This is not your parent’s school nurse’s office.
It was on March 30, at John F. Kennedy High School where teachers, students, elected leaders and officials with the NewYork-Presbyterian Hospital cut the ribbon on a new 21st century school-based health clinic, known as an SBHC.
This is the first time Manhattan-based Presbyterian Hospital set up an SBHC in the Bronx, which hospital officials said is the largest ever built by the international hospital. A clinic located inside the school, the SBHC is already open to all 3000 students who attend one of the eight schools on Kennedy Campus, located at 99 Terrace View Avenue in Kingsbridge.
The new $2.3 million clinic, located in the first floor, is comprised of four dental rooms, four counseling rooms, and a health education room. There’s also the eerily familiar hospital smell wafting through the clinic.
Doctors from Presbyterian and Columbia University’s Mailman School for Public Health are on hand to treat students who experience toothache, stomach or mental aches. Students who visit the clinic don’t need any health insurance to be admitted.
“’More than just Band-Aids’,” quipped Robert Guimento, vice president of NewYork-Presbyterian Hospital’s Ambulatory Care Network.
Other initiatives include reducing the number of teen pregnancies, which Jaclyn Mucaria, senior vice president of Ambulatory Care and Patient Centered Services at NewYork-Presbyterian, said have dropped whenever an SBHC is opened.
The project combined the efforts of the New York City Department of Education, New York City Department of Health and Mental Hygiene, and NewYork-Presbyterian Hospital. In late 2008, top hospital brass began its effort to open an SBHC. They secured a Health Care Efficiency and Affordability Law grant from the New York State Department of Health. The grant is designed to help build high-tech medical clinics in poor neighborhoods.
“This is one of the largest campuses of any of the schools in the city so there was clearly a glaring need for [a school based health clinic],” said Dr. Robert Kelly, president of the NewYork-Presbyterian hospital.
“We try to stay as much as we can in the local community because we think it’s important that the hospital has a local presence,” said Dr. Kelly.
Since the 1990s SBHC’s have been available to students throughout the city.
“We’ve had reduced emergency room visits, improved attendance at school, and prevented hospitalizations,” said Mucaria. Studies by The National Association for School-Based Health show healthy students are able to focus in school.
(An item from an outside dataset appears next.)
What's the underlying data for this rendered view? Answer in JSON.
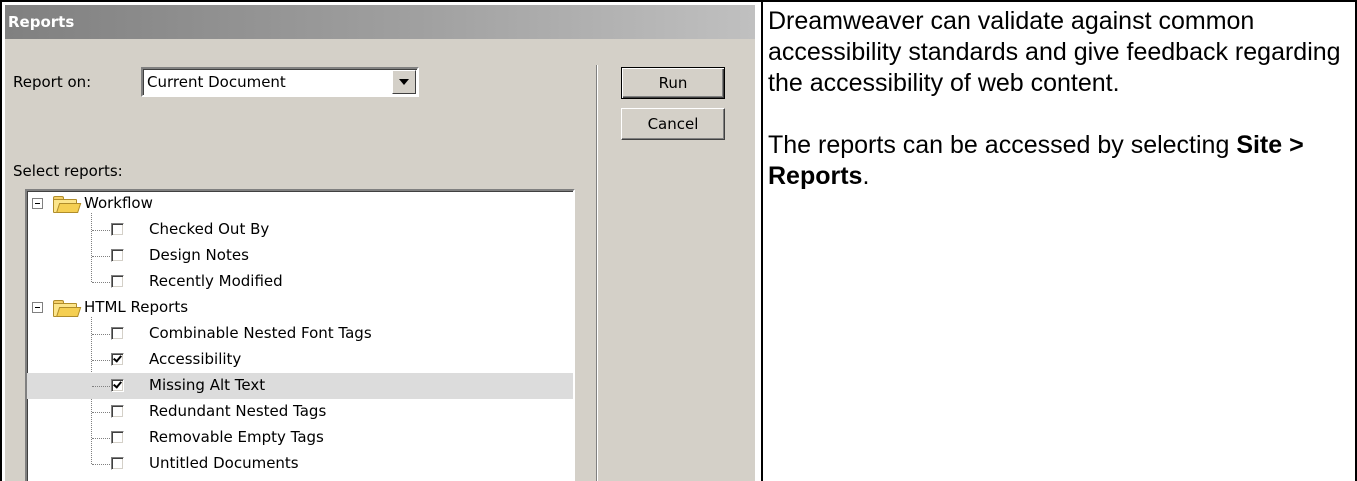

With the new SBHC, hospital officials hope students will utilize the services available to them. As for whether NewYork-Presbyterian will open another center in the Bronx, that remains to be seen.
To reach reporter David Cruz, call (718) 742-3383 or email at email@example.com.